It doesn’t have to be overly complicated to get good drums in your mix. There are plenty of small tweaks and automation that can happen to give you perfect drums, but what about a quick and easy drum mix that’s aggressive enough to blow most home studio & hobbyist mixes out of the water? Well that should only take about 5 minutes…
It Starts With Tracking
This may be cheating my 5 minute timer a bit, but starting with good source audio saves hours of cleaning and tweaking before a mix. Take the time to find proper mic placement when recording live drums. If you’re programming your drums, find samples that work with the rest of the song when you start.
By spending the extra time up front, you’ll not only improve your mixing workflow, but you’ll grow as an engineer as well. You’re learning what works and what doesn’t in real-time, meaning the next time you go to track drums you’ll know what sounds best (and what mistakes you can avoid).
Presets Are Your Friends
If you’re on a time crunch, presets can do the bulk of the heavy lifting for you on a quick mix. That’s not to say you should load up all of your plugins with presets and call it a day – you’ll still need to dial them in.
The preset approach is more to get the less mission-critical parameters in line. For example, an EQ on your snare drum might not need a lot of tweaking, but common mixing suggests that you’re probably going to roll-off the low end and boost the low-mids for a bit of body.
That translates to at least 6 adjustments right of the bat (select low-cut filter, choose frequency and slope, then adjust the gain, frequency & bandwidth of the low-mid). Instead, a Snare preset will usually load something close for you, where you might just need to tweak the frequencies and move on.
Pro Tip: Make Your Own Presets
Most DAWs make it super simple for you to capture all of the settings within a plugin and store them as a preset.
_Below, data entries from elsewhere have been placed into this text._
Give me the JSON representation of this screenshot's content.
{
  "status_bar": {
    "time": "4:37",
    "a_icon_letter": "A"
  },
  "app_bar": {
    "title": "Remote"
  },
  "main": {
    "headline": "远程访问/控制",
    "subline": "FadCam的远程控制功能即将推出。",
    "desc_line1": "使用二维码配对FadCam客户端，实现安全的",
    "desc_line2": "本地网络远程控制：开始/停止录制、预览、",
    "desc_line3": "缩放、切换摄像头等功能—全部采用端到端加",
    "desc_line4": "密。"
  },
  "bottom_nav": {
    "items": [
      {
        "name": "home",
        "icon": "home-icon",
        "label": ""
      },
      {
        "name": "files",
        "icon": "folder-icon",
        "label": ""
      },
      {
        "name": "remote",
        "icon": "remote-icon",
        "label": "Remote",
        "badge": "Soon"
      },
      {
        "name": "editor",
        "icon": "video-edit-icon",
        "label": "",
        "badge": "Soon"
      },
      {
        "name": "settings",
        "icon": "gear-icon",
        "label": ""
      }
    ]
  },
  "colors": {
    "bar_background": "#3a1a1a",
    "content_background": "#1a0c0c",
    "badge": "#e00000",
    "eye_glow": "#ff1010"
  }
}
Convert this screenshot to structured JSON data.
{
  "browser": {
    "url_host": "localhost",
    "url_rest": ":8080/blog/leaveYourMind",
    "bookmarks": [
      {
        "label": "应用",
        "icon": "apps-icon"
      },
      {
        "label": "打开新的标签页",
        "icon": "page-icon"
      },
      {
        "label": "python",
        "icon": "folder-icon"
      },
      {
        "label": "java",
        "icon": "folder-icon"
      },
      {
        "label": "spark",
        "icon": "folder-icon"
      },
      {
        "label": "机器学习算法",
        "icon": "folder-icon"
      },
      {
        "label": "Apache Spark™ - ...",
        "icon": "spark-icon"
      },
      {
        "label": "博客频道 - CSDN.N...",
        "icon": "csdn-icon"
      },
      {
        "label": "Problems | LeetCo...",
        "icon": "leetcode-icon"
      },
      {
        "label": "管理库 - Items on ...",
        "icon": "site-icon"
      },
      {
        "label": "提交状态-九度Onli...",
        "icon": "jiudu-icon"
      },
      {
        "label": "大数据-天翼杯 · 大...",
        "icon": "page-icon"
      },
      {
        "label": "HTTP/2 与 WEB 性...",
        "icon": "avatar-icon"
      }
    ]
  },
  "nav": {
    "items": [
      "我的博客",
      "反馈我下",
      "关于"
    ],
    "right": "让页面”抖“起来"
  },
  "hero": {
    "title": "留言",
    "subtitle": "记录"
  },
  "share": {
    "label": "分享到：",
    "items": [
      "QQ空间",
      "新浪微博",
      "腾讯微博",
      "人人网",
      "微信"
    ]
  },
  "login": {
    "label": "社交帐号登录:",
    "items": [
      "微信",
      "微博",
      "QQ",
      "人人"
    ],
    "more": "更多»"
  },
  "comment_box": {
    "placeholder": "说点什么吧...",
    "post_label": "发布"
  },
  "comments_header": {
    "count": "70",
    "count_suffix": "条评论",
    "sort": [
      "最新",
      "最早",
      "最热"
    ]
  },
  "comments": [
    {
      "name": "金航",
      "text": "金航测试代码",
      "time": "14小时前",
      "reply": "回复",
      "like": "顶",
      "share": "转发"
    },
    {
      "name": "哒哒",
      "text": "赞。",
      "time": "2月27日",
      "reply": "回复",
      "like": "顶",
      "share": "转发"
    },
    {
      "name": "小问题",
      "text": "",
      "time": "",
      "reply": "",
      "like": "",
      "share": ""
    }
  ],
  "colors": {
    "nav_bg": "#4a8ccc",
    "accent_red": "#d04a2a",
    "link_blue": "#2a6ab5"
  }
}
If you find yourself going back to the same combination of setting within a plugin mix after mix, consider saving them as your own personal preset. It’s likely these types of presets will be way more useful to you in the long run than any stock presets will!
Use Group Processing As Much As Possible
Any time you can process things in a batch you’ll be saving time. If you took the advice from step one, you’ve probably got a pretty good balance between your top and bottom snare mic. Setting up a Snare bus and routing both tracks to it for processing is efficient and can save you the hassle of processing both tracks independently.
The same can be said for your overall drum bus. Time-based effects and multi-band processors both work wonders on bussed instruments, and their use makes sense since you usually want the drums to sound like they’re coming from the same space.
Things like multi-band transient designers or compressors let you treat frequency ranges instead of individual pieces of the drum kit. When you’re short on time, limiting your mix elements from a 12-piece or larger kit to 4 frequency bands is going to save you more time than any presets can.
Use Peak Clipping To Enhance Your Drums
Using a clipper on your drum tracks is one of the fastest ways to bring out an aggressive, biting tone. In our 5-minute scenario, peak clipping is the best way to add compression and saturation without getting caught up tweaking ratios and thresholds track-by-track.
JST Clip gives us a simplified but powerful set of controls perfect for the quick mix. We can dial in the amount of saturation we want, match the output level and determine how much of the dry signal passes through the plugin. These 3 controls lead to massive, dynamic drums with their transients intact.
Learn how peak clipping differs from clipping a track in your DAW
Think you can do better?
If you can pull off an aggressive drum mix in 5 minutes or less, we want to hear it. Send us a link to your 5-Minute Mix video or share your mix and the approach you took on the Joey Sturgis Tones Forum for a chance to have your technique featured in a future how-to.